What you are asked to do
Only a number is expected here: the count of lines in this data where "options" occurs.

======== Records provided

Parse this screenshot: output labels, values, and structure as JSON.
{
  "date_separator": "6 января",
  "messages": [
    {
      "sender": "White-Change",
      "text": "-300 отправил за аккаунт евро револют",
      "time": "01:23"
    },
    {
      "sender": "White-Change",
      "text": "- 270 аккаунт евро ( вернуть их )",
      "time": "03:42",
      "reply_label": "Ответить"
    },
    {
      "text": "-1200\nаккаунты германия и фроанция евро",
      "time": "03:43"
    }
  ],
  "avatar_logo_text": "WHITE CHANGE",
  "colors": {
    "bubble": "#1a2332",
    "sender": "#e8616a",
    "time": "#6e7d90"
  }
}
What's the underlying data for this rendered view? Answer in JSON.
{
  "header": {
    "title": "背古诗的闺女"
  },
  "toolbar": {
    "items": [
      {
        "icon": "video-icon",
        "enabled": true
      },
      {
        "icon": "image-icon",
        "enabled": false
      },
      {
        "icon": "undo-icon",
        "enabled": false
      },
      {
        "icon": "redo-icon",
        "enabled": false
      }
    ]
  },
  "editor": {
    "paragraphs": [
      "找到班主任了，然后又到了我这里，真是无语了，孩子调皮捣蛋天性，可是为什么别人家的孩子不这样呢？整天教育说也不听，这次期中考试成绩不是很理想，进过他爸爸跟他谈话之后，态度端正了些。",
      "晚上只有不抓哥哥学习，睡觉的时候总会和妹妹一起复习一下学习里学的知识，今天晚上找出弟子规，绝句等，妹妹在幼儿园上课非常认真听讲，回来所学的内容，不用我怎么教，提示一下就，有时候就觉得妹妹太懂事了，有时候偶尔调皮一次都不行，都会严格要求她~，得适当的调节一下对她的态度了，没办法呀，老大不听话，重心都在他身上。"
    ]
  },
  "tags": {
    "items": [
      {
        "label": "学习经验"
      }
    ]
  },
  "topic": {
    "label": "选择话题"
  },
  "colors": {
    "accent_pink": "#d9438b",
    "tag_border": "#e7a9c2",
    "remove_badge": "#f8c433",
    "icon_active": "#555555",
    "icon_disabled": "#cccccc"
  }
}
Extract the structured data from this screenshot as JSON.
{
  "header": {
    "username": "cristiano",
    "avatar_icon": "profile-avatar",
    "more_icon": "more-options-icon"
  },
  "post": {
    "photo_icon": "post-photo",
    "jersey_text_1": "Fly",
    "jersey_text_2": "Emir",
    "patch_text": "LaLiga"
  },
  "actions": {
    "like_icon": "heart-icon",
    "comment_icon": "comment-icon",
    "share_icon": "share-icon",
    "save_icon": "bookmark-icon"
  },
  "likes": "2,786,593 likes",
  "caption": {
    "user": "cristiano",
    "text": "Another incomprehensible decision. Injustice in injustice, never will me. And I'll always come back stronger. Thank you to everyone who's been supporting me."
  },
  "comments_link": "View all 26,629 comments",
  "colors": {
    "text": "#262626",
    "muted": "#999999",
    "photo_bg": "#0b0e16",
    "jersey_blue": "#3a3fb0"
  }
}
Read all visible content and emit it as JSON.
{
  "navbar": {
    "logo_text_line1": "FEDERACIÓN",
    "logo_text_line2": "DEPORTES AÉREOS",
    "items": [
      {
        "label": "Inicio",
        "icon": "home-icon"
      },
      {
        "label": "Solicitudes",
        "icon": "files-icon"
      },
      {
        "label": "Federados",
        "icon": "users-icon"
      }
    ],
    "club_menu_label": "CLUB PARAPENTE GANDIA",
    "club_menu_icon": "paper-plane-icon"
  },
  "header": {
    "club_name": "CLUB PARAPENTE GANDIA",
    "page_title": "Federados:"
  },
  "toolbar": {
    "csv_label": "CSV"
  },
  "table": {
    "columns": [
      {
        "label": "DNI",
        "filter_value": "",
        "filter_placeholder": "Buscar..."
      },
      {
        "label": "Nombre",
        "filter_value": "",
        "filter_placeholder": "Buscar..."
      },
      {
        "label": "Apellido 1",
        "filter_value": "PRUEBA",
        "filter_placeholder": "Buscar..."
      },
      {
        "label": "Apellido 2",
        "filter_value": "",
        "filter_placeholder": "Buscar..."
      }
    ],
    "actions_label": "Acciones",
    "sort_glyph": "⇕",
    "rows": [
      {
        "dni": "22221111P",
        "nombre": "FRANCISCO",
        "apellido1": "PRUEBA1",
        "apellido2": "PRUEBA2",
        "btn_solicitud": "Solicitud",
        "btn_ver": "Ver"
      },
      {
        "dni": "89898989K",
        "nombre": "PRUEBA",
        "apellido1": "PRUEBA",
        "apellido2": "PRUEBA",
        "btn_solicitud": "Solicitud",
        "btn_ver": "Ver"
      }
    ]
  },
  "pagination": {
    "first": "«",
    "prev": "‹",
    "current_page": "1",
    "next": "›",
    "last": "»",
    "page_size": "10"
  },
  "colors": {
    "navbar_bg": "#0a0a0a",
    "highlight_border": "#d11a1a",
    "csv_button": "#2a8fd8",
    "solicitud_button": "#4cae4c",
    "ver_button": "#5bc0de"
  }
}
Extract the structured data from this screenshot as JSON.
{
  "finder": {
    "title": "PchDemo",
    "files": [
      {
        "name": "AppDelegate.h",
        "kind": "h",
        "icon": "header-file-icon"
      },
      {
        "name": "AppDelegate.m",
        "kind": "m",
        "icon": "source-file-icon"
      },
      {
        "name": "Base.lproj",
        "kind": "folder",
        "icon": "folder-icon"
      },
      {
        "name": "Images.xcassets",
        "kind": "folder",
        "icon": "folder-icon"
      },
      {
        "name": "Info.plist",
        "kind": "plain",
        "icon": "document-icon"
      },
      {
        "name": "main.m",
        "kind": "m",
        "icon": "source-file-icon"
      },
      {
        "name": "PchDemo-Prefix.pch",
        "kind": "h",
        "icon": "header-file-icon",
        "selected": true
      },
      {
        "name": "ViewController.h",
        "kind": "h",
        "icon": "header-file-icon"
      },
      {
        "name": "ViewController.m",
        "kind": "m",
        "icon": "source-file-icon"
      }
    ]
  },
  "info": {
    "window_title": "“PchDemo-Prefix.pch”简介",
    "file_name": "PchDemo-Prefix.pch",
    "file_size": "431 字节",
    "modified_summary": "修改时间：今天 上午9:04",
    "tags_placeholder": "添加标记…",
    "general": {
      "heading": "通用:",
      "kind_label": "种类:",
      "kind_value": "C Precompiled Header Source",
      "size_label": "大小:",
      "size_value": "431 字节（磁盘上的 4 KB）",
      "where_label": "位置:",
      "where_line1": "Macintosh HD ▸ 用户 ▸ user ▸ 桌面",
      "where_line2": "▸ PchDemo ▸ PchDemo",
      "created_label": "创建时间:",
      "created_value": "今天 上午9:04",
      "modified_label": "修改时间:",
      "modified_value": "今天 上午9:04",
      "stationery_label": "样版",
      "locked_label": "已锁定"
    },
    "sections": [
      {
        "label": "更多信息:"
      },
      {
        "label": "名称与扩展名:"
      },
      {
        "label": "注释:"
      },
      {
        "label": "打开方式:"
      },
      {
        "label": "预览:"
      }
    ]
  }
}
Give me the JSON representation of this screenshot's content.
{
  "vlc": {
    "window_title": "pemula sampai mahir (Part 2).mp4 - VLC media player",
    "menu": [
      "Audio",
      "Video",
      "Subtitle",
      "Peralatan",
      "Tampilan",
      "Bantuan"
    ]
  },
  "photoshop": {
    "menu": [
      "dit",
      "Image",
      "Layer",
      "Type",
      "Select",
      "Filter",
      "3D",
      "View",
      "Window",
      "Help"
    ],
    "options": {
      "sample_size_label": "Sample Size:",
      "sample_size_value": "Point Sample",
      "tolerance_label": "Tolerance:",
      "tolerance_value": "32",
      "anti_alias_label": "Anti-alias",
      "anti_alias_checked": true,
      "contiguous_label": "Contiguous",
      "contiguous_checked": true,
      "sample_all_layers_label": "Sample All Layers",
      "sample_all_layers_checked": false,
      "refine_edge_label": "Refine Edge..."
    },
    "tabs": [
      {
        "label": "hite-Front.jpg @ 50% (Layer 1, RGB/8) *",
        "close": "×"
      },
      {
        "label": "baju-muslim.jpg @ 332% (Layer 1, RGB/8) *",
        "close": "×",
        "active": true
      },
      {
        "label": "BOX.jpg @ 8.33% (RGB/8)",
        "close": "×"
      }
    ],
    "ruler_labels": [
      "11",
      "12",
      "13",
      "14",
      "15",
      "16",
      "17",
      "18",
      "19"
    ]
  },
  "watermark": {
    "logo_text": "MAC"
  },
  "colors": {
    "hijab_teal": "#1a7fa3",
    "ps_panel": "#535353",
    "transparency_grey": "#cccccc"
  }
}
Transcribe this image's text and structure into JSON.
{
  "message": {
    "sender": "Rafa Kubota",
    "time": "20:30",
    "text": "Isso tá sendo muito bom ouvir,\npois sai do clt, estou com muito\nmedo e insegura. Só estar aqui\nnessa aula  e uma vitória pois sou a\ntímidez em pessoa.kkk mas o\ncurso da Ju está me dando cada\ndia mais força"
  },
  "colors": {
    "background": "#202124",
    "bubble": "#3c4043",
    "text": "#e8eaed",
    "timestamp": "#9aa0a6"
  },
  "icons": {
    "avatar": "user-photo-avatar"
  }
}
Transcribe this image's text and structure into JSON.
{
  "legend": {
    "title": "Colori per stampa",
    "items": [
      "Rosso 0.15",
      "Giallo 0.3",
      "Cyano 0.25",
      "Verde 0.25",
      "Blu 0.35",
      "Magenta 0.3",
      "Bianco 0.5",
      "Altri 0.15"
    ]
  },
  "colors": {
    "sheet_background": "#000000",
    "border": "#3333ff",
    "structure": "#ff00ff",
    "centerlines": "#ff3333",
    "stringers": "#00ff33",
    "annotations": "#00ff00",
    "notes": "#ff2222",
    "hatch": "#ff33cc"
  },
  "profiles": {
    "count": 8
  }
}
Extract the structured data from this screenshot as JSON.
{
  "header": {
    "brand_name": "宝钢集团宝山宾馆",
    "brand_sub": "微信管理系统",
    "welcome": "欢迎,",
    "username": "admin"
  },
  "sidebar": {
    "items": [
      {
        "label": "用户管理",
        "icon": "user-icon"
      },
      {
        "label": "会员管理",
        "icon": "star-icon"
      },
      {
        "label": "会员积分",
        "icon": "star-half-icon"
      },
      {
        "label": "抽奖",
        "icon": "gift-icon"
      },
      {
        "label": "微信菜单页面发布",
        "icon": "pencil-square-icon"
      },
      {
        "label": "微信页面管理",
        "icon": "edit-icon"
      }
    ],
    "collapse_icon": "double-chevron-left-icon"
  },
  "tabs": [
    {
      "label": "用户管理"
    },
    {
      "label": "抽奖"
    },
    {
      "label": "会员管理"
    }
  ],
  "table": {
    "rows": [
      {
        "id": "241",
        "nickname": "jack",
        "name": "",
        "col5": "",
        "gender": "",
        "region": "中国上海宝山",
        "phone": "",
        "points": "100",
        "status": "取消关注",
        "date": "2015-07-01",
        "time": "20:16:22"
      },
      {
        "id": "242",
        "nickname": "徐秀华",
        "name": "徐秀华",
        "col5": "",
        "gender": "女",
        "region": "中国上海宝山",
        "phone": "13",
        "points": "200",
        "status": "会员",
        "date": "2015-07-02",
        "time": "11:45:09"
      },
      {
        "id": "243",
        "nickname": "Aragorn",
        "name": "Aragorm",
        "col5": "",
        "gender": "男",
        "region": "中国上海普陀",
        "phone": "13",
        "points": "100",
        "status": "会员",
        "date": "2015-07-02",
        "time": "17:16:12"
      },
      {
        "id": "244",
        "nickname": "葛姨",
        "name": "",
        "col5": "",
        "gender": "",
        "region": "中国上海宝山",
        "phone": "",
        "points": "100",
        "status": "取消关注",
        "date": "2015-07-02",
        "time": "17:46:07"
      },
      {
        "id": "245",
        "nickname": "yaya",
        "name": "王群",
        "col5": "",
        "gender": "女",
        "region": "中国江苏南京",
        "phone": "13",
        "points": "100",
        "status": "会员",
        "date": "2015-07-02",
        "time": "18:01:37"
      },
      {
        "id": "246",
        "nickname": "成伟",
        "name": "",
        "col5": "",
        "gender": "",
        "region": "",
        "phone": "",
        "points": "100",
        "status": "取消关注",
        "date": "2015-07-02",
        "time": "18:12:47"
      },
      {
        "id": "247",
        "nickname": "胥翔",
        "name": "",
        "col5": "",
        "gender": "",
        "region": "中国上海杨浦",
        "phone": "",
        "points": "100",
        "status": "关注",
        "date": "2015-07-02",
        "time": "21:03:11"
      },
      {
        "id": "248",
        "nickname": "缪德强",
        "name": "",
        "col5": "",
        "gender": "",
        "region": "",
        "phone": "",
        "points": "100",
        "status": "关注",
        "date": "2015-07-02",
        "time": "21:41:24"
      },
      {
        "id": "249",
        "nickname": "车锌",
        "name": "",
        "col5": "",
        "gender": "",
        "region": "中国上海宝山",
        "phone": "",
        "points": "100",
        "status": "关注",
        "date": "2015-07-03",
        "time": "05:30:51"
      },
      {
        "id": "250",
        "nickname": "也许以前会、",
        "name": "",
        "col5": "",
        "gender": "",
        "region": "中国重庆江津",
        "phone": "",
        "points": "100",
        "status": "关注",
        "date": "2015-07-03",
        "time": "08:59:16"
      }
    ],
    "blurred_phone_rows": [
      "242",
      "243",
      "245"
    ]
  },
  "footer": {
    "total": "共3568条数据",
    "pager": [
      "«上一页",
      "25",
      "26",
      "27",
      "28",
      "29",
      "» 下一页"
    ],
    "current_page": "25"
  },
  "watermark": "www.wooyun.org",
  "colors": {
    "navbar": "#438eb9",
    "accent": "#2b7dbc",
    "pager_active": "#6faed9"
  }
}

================

Output for this task
2